What you should do:
Your task is to return all of the entries below exactly, leaving out each picture.

(Data records for software interfaces)
+ + +

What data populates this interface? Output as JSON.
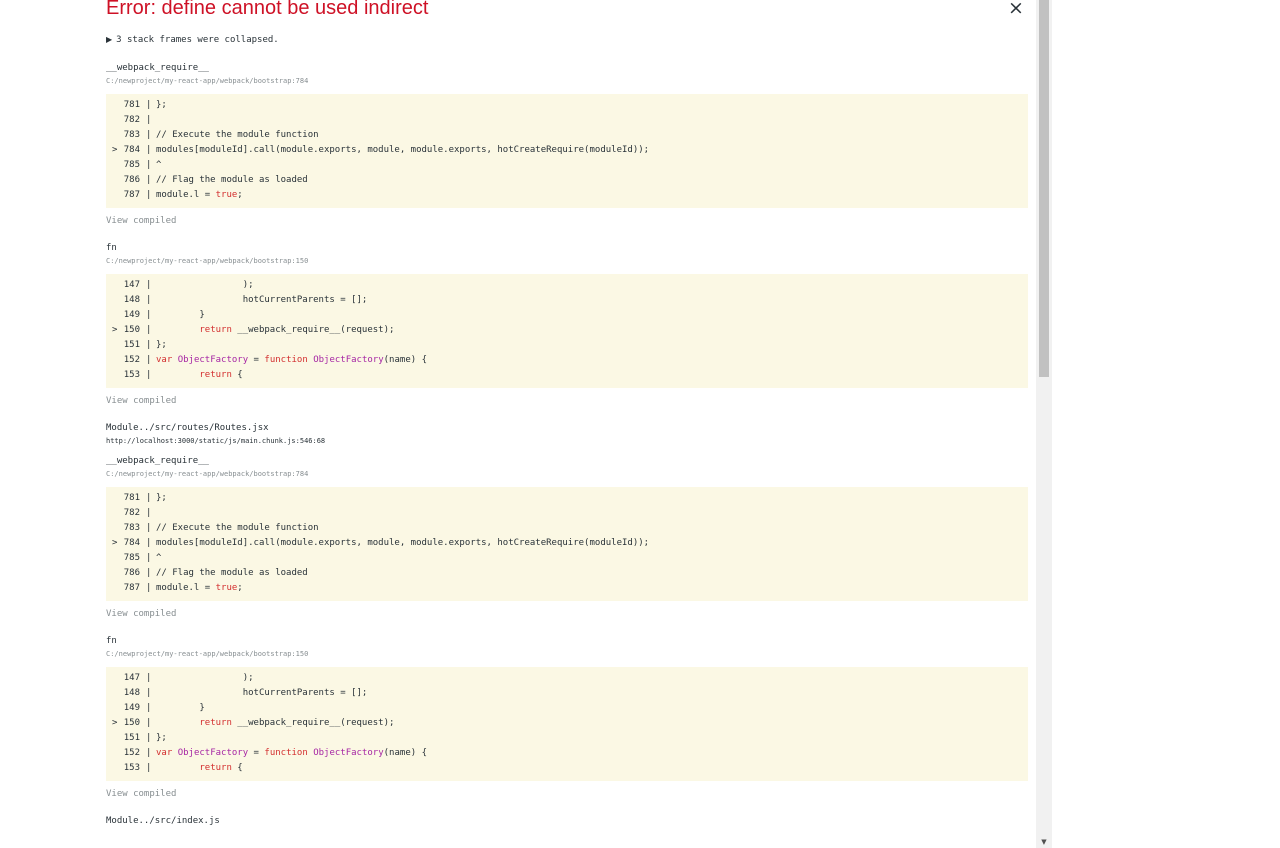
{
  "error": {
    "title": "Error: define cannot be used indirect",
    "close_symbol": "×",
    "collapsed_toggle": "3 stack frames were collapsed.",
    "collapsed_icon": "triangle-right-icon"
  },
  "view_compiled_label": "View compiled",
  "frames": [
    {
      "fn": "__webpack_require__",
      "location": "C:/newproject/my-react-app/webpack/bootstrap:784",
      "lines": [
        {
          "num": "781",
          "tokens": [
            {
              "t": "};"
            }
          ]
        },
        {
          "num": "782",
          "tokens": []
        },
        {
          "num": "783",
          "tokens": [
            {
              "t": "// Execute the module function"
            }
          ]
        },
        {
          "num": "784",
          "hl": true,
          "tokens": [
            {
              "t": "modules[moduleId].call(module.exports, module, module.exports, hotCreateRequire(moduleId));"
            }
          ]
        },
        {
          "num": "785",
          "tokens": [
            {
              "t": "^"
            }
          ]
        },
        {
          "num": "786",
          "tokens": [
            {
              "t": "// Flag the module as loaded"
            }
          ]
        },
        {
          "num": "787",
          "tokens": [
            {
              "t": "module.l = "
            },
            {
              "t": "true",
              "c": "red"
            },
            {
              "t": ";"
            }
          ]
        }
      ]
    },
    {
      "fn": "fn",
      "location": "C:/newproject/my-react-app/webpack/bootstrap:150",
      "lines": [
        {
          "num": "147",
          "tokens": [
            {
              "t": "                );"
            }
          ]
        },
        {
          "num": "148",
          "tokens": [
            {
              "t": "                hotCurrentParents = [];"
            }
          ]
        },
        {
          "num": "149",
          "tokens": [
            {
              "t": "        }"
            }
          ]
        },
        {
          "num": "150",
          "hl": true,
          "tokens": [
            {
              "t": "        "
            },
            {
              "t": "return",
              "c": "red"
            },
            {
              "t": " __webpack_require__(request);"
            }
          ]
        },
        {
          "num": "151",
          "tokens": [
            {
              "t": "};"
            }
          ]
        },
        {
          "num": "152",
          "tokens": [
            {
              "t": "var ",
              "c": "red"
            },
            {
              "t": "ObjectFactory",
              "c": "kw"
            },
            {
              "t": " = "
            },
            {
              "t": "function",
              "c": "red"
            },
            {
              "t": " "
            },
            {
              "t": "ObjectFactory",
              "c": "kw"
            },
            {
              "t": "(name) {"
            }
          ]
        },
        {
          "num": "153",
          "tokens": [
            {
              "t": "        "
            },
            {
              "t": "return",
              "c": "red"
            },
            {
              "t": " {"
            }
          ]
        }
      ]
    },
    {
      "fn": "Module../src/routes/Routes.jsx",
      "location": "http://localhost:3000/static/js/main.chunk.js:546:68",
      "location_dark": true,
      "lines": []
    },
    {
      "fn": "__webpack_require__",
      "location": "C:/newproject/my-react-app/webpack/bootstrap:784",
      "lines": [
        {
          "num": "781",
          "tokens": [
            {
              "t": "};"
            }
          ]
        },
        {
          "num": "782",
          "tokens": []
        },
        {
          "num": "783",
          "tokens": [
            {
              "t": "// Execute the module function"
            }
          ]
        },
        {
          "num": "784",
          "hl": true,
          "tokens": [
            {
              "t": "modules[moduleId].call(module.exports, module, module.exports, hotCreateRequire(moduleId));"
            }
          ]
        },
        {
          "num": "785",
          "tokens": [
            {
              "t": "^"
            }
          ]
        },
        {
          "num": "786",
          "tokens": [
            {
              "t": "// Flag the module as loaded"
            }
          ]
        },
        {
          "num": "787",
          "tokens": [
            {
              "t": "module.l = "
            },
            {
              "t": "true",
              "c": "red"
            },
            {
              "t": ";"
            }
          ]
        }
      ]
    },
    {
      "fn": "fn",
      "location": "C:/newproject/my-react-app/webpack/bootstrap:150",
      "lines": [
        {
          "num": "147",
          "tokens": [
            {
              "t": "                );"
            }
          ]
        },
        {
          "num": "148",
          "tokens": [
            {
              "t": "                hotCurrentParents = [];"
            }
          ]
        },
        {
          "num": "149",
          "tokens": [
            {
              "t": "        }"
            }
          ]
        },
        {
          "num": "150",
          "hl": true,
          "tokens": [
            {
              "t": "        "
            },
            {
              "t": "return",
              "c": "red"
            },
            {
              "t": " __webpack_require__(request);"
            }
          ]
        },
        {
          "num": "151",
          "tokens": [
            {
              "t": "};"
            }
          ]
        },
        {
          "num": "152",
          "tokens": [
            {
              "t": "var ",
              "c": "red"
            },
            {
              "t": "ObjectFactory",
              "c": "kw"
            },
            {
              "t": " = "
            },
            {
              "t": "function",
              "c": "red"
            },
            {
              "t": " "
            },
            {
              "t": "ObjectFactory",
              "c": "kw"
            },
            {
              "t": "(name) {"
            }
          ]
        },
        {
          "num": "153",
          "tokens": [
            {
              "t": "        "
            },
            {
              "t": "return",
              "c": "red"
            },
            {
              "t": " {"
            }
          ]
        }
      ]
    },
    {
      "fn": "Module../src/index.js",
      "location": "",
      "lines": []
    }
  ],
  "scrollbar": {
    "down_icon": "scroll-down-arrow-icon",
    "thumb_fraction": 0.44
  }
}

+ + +

Answer box:
What data populates this interface? Output as JSON.
{
  "error": {
    "title": "Error: define cannot be used indirect",
    "close_symbol": "×",
    "collapsed_toggle": "3 stack frames were collapsed.",
    "collapsed_icon": "triangle-right-icon"
  },
  "view_compiled_label": "View compiled",
  "frames": [
    {
      "fn": "__webpack_require__",
      "location": "C:/newproject/my-react-app/webpack/bootstrap:784",
      "lines": [
        {
          "num": "781",
          "tokens": [
            {
              "t": "};"
            }
          ]
        },
        {
          "num": "782",
          "tokens": []
        },
        {
          "num": "783",
          "tokens": [
            {
              "t": "// Execute the module function"
            }
          ]
        },
        {
          "num": "784",
          "hl": true,
          "tokens": [
            {
              "t": "modules[moduleId].call(module.exports, module, module.exports, hotCreateRequire(moduleId));"
            }
          ]
        },
        {
          "num": "785",
          "tokens": [
            {
              "t": "^"
            }
          ]
        },
        {
          "num": "786",
          "tokens": [
            {
              "t": "// Flag the module as loaded"
            }
          ]
        },
        {
          "num": "787",
          "tokens": [
            {
              "t": "module.l = "
            },
            {
              "t": "true",
              "c": "red"
            },
            {
              "t": ";"
            }
          ]
        }
      ]
    },
    {
      "fn": "fn",
      "location": "C:/newproject/my-react-app/webpack/bootstrap:150",
      "lines": [
        {
          "num": "147",
          "tokens": [
            {
              "t": "                );"
            }
          ]
        },
        {
          "num": "148",
          "tokens": [
            {
              "t": "                hotCurrentParents = [];"
            }
          ]
        },
        {
          "num": "149",
          "tokens": [
            {
              "t": "        }"
            }
          ]
        },
        {
          "num": "150",
          "hl": true,
          "tokens": [
            {
              "t": "        "
            },
            {
              "t": "return",
              "c": "red"
            },
            {
              "t": " __webpack_require__(request);"
            }
          ]
        },
        {
          "num": "151",
          "tokens": [
            {
              "t": "};"
            }
          ]
        },
        {
          "num": "152",
          "tokens": [
            {
              "t": "var ",
              "c": "red"
            },
            {
              "t": "ObjectFactory",
              "c": "kw"
            },
            {
              "t": " = "
            },
            {
              "t": "function",
              "c": "red"
            },
            {
              "t": " "
            },
            {
              "t": "ObjectFactory",
              "c": "kw"
            },
            {
              "t": "(name) {"
            }
          ]
        },
        {
          "num": "153",
          "tokens": [
            {
              "t": "        "
            },
            {
              "t": "return",
              "c": "red"
            },
            {
              "t": " {"
            }
          ]
        }
      ]
    },
    {
      "fn": "Module../src/routes/Routes.jsx",
      "location": "http://localhost:3000/static/js/main.chunk.js:546:68",
      "location_dark": true,
      "lines": []
    },
    {
      "fn": "__webpack_require__",
      "location": "C:/newproject/my-react-app/webpack/bootstrap:784",
      "lines": [
        {
          "num": "781",
          "tokens": [
            {
              "t": "};"
            }
          ]
        },
        {
          "num": "782",
          "tokens": []
        },
        {
          "num": "783",
          "tokens": [
            {
              "t": "// Execute the module function"
            }
          ]
        },
        {
          "num": "784",
          "hl": true,
          "tokens": [
            {
              "t": "modules[moduleId].call(module.exports, module, module.exports, hotCreateRequire(moduleId));"
            }
          ]
        },
        {
          "num": "785",
          "tokens": [
            {
              "t": "^"
            }
          ]
        },
        {
          "num": "786",
          "tokens": [
            {
              "t": "// Flag the module as loaded"
            }
          ]
        },
        {
          "num": "787",
          "tokens": [
            {
              "t": "module.l = "
            },
            {
              "t": "true",
              "c": "red"
            },
            {
              "t": ";"
            }
          ]
        }
      ]
    },
    {
      "fn": "fn",
      "location": "C:/newproject/my-react-app/webpack/bootstrap:150",
      "lines": [
        {
          "num": "147",
          "tokens": [
            {
              "t": "                );"
            }
          ]
        },
        {
          "num": "148",
          "tokens": [
            {
              "t": "                hotCurrentParents = [];"
            }
          ]
        },
        {
          "num": "149",
          "tokens": [
            {
              "t": "        }"
            }
          ]
        },
        {
          "num": "150",
          "hl": true,
          "tokens": [
            {
              "t": "        "
            },
            {
              "t": "return",
              "c": "red"
            },
            {
              "t": " __webpack_require__(request);"
            }
          ]
        },
        {
          "num": "151",
          "tokens": [
            {
              "t": "};"
            }
          ]
        },
        {
          "num": "152",
          "tokens": [
            {
              "t": "var ",
              "c": "red"
            },
            {
              "t": "ObjectFactory",
              "c": "kw"
            },
            {
              "t": " = "
            },
            {
              "t": "function",
              "c": "red"
            },
            {
              "t": " "
            },
            {
              "t": "ObjectFactory",
              "c": "kw"
            },
            {
              "t": "(name) {"
            }
          ]
        },
        {
          "num": "153",
          "tokens": [
            {
              "t": "        "
            },
            {
              "t": "return",
              "c": "red"
            },
            {
              "t": " {"
            }
          ]
        }
      ]
    },
    {
      "fn": "Module../src/index.js",
      "location": "",
      "lines": []
    }
  ],
  "scrollbar": {
    "down_icon": "scroll-down-arrow-icon",
    "thumb_fraction": 0.44
  }
}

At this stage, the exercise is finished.